» Your instructions: Once you have read the listing, output it exactly and completely.

(Given data)

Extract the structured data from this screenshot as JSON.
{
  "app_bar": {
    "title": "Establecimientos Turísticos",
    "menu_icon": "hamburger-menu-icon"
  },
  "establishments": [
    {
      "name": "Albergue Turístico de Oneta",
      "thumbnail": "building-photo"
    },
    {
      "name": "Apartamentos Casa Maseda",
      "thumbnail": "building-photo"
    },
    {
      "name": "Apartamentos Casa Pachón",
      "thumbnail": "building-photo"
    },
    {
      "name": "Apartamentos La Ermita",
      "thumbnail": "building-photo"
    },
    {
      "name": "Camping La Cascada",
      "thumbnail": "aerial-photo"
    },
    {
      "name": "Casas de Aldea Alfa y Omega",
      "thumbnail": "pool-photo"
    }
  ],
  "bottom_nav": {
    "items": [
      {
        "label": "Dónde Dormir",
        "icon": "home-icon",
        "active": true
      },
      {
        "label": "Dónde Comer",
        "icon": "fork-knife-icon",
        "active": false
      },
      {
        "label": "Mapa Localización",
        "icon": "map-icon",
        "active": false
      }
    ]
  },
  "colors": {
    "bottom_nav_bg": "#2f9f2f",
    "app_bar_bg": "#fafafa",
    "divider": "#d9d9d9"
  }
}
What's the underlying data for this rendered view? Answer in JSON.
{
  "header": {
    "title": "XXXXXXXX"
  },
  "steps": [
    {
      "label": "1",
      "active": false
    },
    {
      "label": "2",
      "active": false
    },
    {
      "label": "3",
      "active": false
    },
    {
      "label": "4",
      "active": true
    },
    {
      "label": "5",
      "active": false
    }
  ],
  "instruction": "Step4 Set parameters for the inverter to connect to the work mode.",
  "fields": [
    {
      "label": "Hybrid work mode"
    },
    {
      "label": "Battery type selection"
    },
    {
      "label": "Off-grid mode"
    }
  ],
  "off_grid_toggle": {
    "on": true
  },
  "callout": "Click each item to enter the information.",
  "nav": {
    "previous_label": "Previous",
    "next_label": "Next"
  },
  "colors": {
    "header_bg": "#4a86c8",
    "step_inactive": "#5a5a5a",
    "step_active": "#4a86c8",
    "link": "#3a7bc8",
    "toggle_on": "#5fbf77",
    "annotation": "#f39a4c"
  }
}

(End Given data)

» Completed exercise:
Extract the structured data from this screenshot as JSON.
{
  "app_bar": {
    "title": "Establecimientos Turísticos",
    "menu_icon": "hamburger-menu-icon"
  },
  "establishments": [
    {
      "name": "Albergue Turístico de Oneta",
      "thumbnail": "building-photo"
    },
    {
      "name": "Apartamentos Casa Maseda",
      "thumbnail": "building-photo"
    },
    {
      "name": "Apartamentos Casa Pachón",
      "thumbnail": "building-photo"
    },
    {
      "name": "Apartamentos La Ermita",
      "thumbnail": "building-photo"
    },
    {
      "name": "Camping La Cascada",
      "thumbnail": "aerial-photo"
    },
    {
      "name": "Casas de Aldea Alfa y Omega",
      "thumbnail": "pool-photo"
    }
  ],
  "bottom_nav": {
    "items": [
      {
        "label": "Dónde Dormir",
        "icon": "home-icon",
        "active": true
      },
      {
        "label": "Dónde Comer",
        "icon": "fork-knife-icon",
        "active": false
      },
      {
        "label": "Mapa Localización",
        "icon": "map-icon",
        "active": false
      }
    ]
  },
  "colors": {
    "bottom_nav_bg": "#2f9f2f",
    "app_bar_bg": "#fafafa",
    "divider": "#d9d9d9"
  }
}
What's the underlying data for this rendered view? Answer in JSON.
{
  "header": {
    "title": "XXXXXXXX"
  },
  "steps": [
    {
      "label": "1",
      "active": false
    },
    {
      "label": "2",
      "active": false
    },
    {
      "label": "3",
      "active": false
    },
    {
      "label": "4",
      "active": true
    },
    {
      "label": "5",
      "active": false
    }
  ],
  "instruction": "Step4 Set parameters for the inverter to connect to the work mode.",
  "fields": [
    {
      "label": "Hybrid work mode"
    },
    {
      "label": "Battery type selection"
    },
    {
      "label": "Off-grid mode"
    }
  ],
  "off_grid_toggle": {
    "on": true
  },
  "callout": "Click each item to enter the information.",
  "nav": {
    "previous_label": "Previous",
    "next_label": "Next"
  },
  "colors": {
    "header_bg": "#4a86c8",
    "step_inactive": "#5a5a5a",
    "step_active": "#4a86c8",
    "link": "#3a7bc8",
    "toggle_on": "#5fbf77",
    "annotation": "#f39a4c"
  }
}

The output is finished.